Work required: State the number of lines in the listing that contain "type". No further words are expected.

Given records:
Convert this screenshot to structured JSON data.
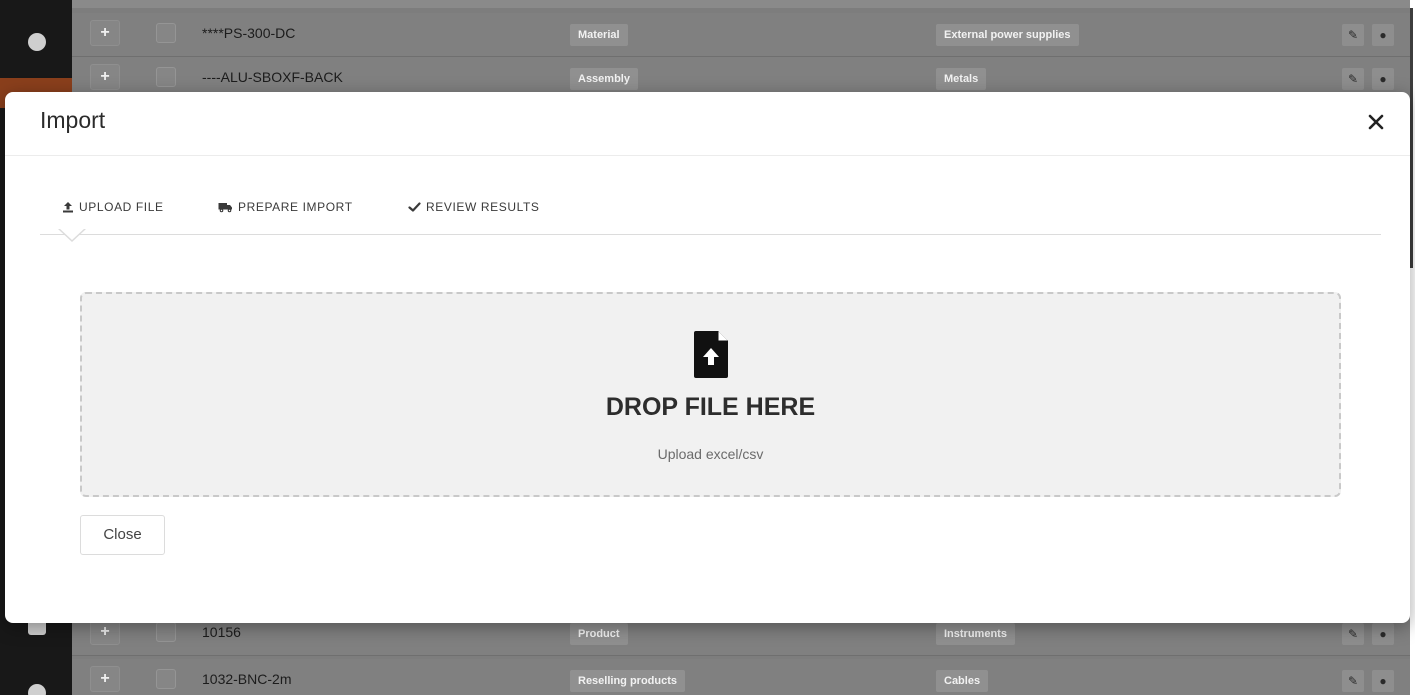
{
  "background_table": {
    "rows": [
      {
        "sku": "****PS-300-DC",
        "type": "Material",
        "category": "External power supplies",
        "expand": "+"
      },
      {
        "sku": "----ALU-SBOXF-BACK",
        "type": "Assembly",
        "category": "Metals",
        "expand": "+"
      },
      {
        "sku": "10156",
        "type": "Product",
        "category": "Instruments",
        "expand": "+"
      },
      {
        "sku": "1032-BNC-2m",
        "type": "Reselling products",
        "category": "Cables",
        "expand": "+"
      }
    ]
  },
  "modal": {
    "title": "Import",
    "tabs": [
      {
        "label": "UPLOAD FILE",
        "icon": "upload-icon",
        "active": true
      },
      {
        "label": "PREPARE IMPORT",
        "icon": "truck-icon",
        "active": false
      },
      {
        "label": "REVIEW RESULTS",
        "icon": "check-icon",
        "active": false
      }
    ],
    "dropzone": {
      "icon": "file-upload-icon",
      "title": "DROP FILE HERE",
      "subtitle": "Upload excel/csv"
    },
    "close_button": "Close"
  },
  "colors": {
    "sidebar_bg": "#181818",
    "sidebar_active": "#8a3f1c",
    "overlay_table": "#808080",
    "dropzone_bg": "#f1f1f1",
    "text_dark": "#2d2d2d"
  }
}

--

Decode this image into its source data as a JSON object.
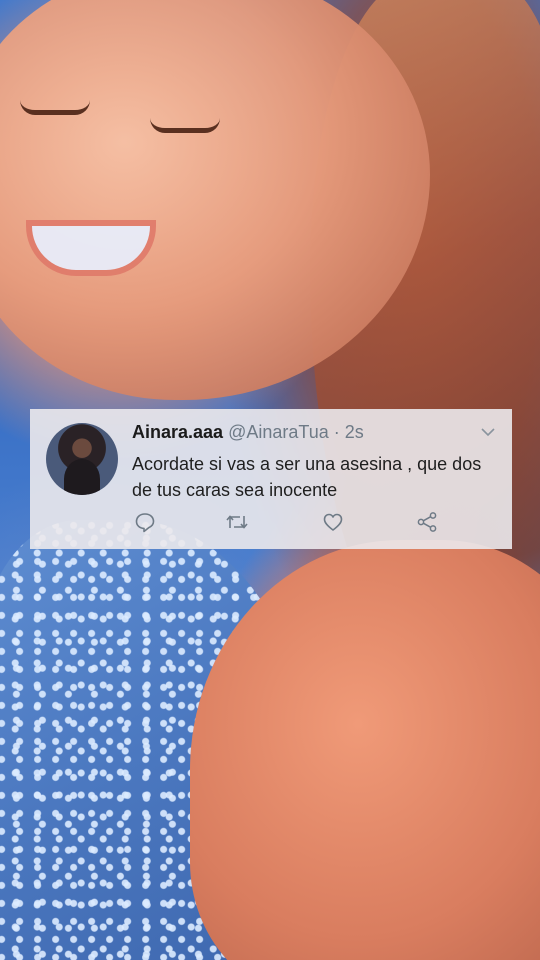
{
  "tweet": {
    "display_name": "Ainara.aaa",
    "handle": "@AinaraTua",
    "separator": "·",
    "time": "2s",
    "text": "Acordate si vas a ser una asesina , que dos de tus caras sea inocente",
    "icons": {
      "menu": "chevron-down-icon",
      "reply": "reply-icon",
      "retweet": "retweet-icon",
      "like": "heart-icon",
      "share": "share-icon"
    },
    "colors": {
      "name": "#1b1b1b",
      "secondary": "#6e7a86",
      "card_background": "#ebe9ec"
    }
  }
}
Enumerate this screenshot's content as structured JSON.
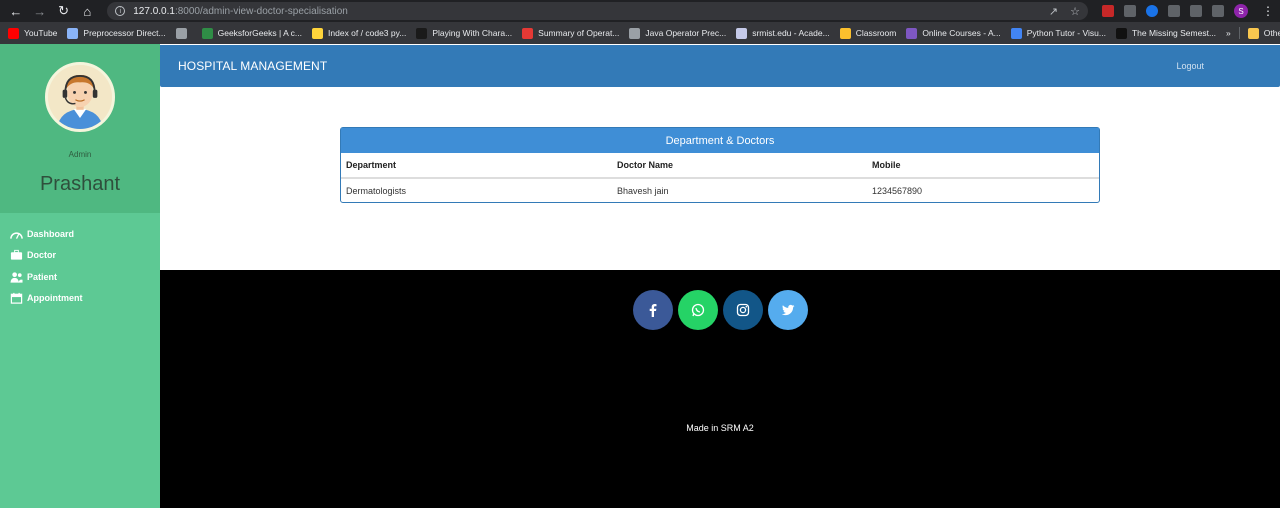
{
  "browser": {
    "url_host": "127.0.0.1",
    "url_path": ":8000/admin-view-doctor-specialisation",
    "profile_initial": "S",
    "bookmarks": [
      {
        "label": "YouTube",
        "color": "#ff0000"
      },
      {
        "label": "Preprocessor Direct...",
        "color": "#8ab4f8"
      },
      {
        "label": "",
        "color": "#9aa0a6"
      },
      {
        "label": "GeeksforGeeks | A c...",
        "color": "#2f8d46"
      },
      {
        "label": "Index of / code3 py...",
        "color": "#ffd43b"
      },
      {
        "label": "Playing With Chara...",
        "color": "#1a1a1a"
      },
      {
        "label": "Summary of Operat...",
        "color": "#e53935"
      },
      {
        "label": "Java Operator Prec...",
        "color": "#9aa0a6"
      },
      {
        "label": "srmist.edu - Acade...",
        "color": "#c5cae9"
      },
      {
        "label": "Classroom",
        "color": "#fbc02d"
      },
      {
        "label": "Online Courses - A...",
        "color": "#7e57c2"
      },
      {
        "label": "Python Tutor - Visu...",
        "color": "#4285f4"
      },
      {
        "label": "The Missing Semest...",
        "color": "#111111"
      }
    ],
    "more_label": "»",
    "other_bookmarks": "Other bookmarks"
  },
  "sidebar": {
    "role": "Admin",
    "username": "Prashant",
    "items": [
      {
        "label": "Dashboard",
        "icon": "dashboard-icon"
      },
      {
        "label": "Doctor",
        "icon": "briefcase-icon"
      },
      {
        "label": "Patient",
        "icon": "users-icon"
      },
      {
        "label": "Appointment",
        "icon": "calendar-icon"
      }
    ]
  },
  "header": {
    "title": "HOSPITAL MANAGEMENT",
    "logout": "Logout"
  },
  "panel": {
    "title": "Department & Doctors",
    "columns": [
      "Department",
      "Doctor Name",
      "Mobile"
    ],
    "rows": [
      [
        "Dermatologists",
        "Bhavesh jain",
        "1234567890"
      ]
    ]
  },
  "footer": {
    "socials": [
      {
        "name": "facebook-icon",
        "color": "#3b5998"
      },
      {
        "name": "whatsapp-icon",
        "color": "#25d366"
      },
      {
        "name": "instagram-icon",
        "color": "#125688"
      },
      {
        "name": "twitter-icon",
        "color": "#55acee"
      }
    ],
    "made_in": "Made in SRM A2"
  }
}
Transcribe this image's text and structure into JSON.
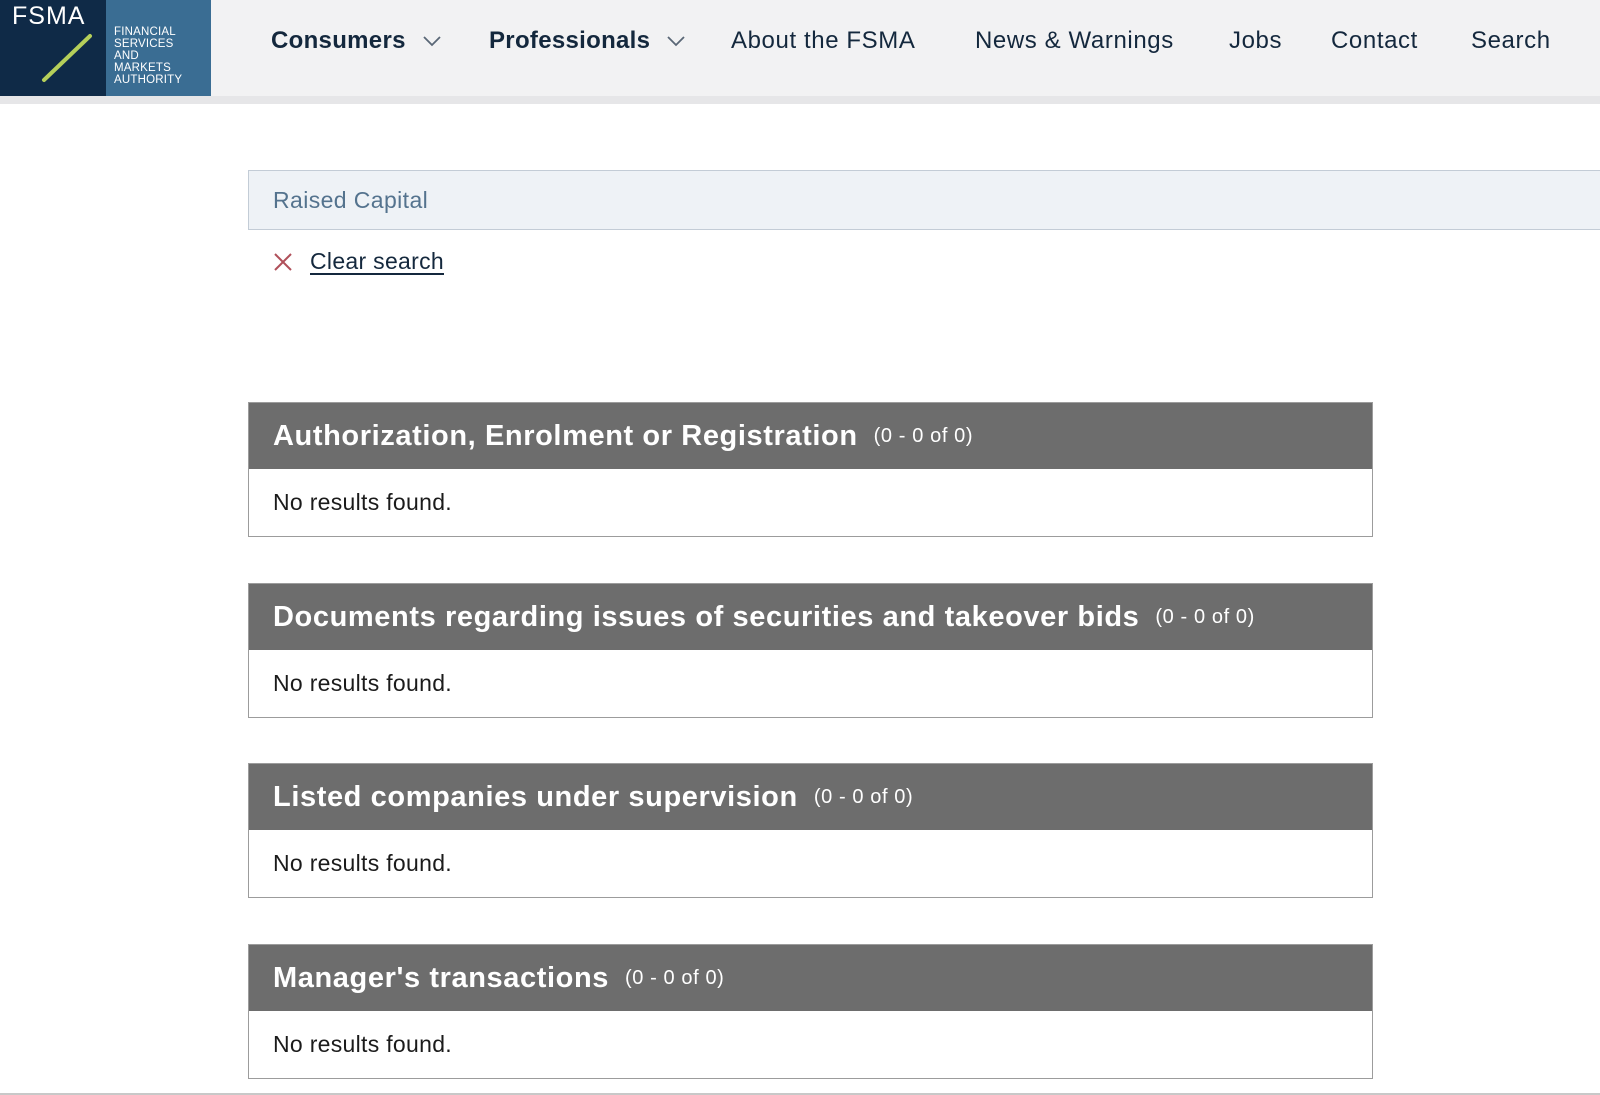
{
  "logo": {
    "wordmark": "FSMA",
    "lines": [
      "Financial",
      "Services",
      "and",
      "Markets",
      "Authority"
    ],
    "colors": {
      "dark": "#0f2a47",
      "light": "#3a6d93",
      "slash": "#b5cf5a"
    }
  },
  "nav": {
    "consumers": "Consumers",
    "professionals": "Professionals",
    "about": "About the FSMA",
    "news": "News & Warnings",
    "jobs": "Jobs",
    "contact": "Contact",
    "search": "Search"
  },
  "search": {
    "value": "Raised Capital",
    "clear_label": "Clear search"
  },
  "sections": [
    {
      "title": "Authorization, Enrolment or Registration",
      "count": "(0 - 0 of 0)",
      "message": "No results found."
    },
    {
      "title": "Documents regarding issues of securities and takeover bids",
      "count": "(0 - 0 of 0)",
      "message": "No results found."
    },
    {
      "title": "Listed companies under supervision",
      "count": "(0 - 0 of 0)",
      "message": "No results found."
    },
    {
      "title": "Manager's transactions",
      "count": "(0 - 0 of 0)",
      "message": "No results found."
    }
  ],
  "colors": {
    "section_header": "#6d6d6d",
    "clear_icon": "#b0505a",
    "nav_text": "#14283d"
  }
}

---

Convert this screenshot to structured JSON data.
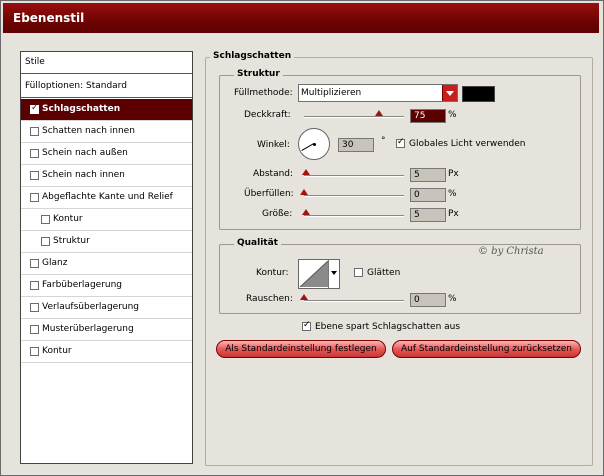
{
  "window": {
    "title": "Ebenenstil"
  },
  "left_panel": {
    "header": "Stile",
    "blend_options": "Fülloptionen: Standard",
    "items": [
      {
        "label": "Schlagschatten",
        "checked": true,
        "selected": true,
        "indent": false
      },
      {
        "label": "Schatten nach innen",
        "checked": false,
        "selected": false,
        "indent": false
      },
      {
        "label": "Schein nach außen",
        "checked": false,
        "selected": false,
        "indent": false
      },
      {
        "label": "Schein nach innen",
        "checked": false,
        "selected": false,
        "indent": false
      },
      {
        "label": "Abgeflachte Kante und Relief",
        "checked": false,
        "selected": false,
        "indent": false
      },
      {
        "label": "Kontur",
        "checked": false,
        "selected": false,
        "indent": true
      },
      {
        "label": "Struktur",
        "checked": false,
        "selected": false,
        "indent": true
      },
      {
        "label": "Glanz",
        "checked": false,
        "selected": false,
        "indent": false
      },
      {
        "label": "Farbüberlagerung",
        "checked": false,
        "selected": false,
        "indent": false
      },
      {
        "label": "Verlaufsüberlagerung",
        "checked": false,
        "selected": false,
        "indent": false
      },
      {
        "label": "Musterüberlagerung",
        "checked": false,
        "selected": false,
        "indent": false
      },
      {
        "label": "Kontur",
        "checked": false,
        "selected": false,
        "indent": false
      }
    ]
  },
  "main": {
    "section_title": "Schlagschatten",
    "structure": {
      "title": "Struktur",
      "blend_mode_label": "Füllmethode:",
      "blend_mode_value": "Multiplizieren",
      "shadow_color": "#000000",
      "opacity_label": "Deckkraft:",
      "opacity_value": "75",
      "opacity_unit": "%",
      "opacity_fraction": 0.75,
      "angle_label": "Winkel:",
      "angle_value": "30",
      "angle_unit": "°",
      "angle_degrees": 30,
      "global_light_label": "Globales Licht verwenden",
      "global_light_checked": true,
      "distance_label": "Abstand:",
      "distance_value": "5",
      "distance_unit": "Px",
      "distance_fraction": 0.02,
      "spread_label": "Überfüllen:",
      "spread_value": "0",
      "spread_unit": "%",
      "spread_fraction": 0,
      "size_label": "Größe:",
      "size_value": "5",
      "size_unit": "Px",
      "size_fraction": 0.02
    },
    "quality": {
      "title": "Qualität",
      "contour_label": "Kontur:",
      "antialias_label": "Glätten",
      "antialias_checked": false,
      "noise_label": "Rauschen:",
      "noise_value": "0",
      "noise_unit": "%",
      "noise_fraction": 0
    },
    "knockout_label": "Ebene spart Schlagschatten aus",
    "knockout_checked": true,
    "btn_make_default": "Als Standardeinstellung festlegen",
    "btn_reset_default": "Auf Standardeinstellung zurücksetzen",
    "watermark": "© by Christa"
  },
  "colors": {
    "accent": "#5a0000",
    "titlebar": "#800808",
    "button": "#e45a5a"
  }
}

Expected answer: 4